From April until the autumn of 2015, the Rijksmuseum in Amsterdam presents the original interior designs for the Sonneveld House (1929-1933), designed by architects J.A. Brinkman and L.C. van der Vlugt. These detailed design drawings very precisely define the use of colour. It is the first time that these drawings are shown in a museum.

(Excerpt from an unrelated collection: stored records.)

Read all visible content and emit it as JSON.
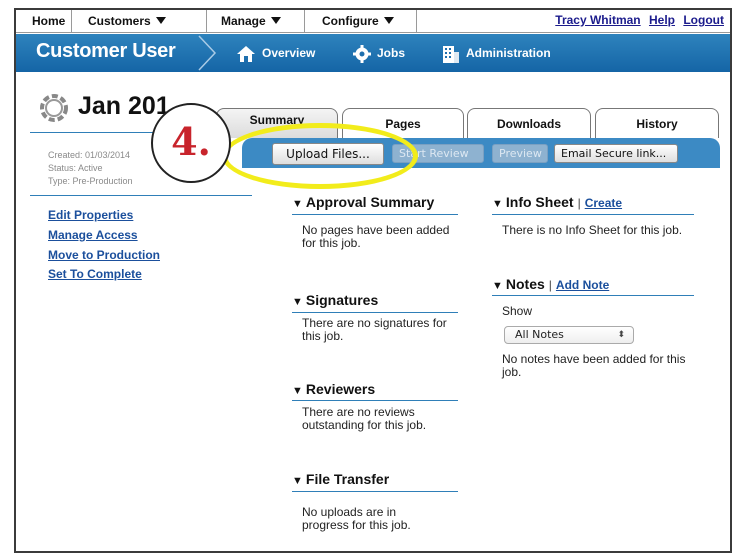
{
  "topmenu": {
    "home": "Home",
    "customers": "Customers",
    "manage": "Manage",
    "configure": "Configure",
    "user_name": "Tracy Whitman",
    "help": "Help",
    "logout": "Logout"
  },
  "bluebar": {
    "title": "Customer User",
    "overview": "Overview",
    "jobs": "Jobs",
    "administration": "Administration"
  },
  "job": {
    "title": "Jan 201",
    "created": "Created: 01/03/2014",
    "status": "Status: Active",
    "type": "Type: Pre-Production"
  },
  "tabs": [
    "Summary",
    "Pages",
    "Downloads",
    "History"
  ],
  "toolbar": {
    "upload": "Upload Files...",
    "start_review": "Start Review",
    "preview": "Preview",
    "email": "Email Secure link..."
  },
  "sidebar_links": [
    "Edit Properties",
    "Manage Access",
    "Move to Production",
    "Set To Complete"
  ],
  "sections": {
    "approval": {
      "title": "Approval Summary",
      "text": "No pages have been added for this job."
    },
    "signatures": {
      "title": "Signatures",
      "text": "There are no signatures for this job."
    },
    "reviewers": {
      "title": "Reviewers",
      "text": "There are no reviews outstanding for this job."
    },
    "file_transfer": {
      "title": "File Transfer",
      "text": "No uploads are in progress for this job."
    },
    "info_sheet": {
      "title": "Info Sheet",
      "link": "Create",
      "text": "There is no Info Sheet for this job."
    },
    "notes": {
      "title": "Notes",
      "link": "Add Note",
      "show_label": "Show",
      "select_value": "All Notes",
      "text": "No notes have been added for this job."
    }
  },
  "annotation": {
    "step": "4."
  },
  "colors": {
    "brand_blue": "#1f6fae",
    "link_blue": "#1b4f9c",
    "highlight": "#f2ec1b",
    "annotation_red": "#c8242c"
  }
}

The interior design drawings raise questions about the relationship between the use of colour and innovation in interior design. During the interwar period, architects, artists and painters were well aware of the interpretations of the colour theories of the poet and naturalist J.W. von Goethe (Zur Farbenlehre, 1810) and the chemist F.W. Ostwald (Die Farbenfibel, 1916). Their ideas on the relationship between red, yellow, blue and green, as well as their interaction with light and materials, spread through magazines and other publications. This way, these ideas also reached the architects and artists of De Stijl. Bart van der Leck, for example, published the theory of Ostwald in the De Stijl magazine and applied this knowledge in the colour designs of the upholstery for the firm Metz & Co. The chemical industry also had an impact on the use of colour during the interwar period, namely by assigning emotional significance to it. In so doing, colours were increasingly applied based on individual preferences..

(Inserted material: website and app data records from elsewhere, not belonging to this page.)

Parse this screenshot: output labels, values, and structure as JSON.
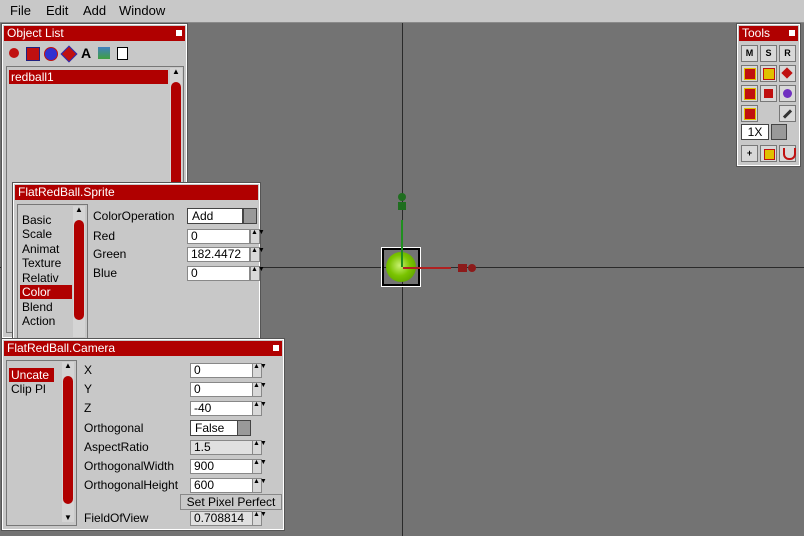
{
  "menu": {
    "file": "File",
    "edit": "Edit",
    "add": "Add",
    "window": "Window"
  },
  "object_list": {
    "title": "Object List",
    "items": [
      "redball1"
    ]
  },
  "sprite_window": {
    "title": "FlatRedBall.Sprite",
    "categories": [
      "Basic",
      "Scale",
      "Animat",
      "Texture",
      "Relativ",
      "Color",
      "Blend",
      "Action"
    ],
    "selected_category": "Color",
    "labels": {
      "color_operation": "ColorOperation",
      "red": "Red",
      "green": "Green",
      "blue": "Blue"
    },
    "values": {
      "color_operation": "Add",
      "red": "0",
      "green": "182.4472",
      "blue": "0"
    }
  },
  "camera_window": {
    "title": "FlatRedBall.Camera",
    "categories": [
      "Uncate",
      "Clip Pl"
    ],
    "selected_category": "Uncate",
    "labels": {
      "x": "X",
      "y": "Y",
      "z": "Z",
      "orthogonal": "Orthogonal",
      "aspect_ratio": "AspectRatio",
      "orthogonal_width": "OrthogonalWidth",
      "orthogonal_height": "OrthogonalHeight",
      "field_of_view": "FieldOfView"
    },
    "values": {
      "x": "0",
      "y": "0",
      "z": "-40",
      "orthogonal": "False",
      "aspect_ratio": "1.5",
      "orthogonal_width": "900",
      "orthogonal_height": "600",
      "field_of_view": "0.708814"
    },
    "set_pixel_perfect": "Set Pixel Perfect"
  },
  "tools_window": {
    "title": "Tools",
    "row1": [
      "M",
      "S",
      "R"
    ],
    "zoom": "1X"
  },
  "colors": {
    "accent": "#b00000",
    "viewport": "#737373",
    "ball": "#7ac400",
    "y_axis_handle": "#1f6e1f",
    "x_axis_handle": "#8c1a1a"
  }
}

Research on use of colour
The designs for the Sonneveld House show this layering within the interior: the brighter colours are from the collection of modern fabrics of the firm Metz & Co, based on the colours by Van der Leck. The architect Van der Vlugt introduced earthy colours and bronze walls for the living areas, and articulated each room with its own colour accent. At present, Het Nieuwe Instituut is conducting research into the design of the Sonneveld House and the different views on the use of colour by architects, artists, the chemical industry and firms like Metz & Co.
This loan is part of a long-term co-curatorship between Het Nieuwe Instituut and the Rijksmuseum in relation to the permanent presentation of the twentieth century at the Rijksmuseum, which features a new selection from the architecture archives of Het Nieuwe Instituut every three months. The Rijksmuseum is responsible for the preservation and restoration of these drawings. Earlier presentations featured works by Piet Blom, H. Th. Wijdeveld, G. Rietveld, Th. van Doesburg, and others.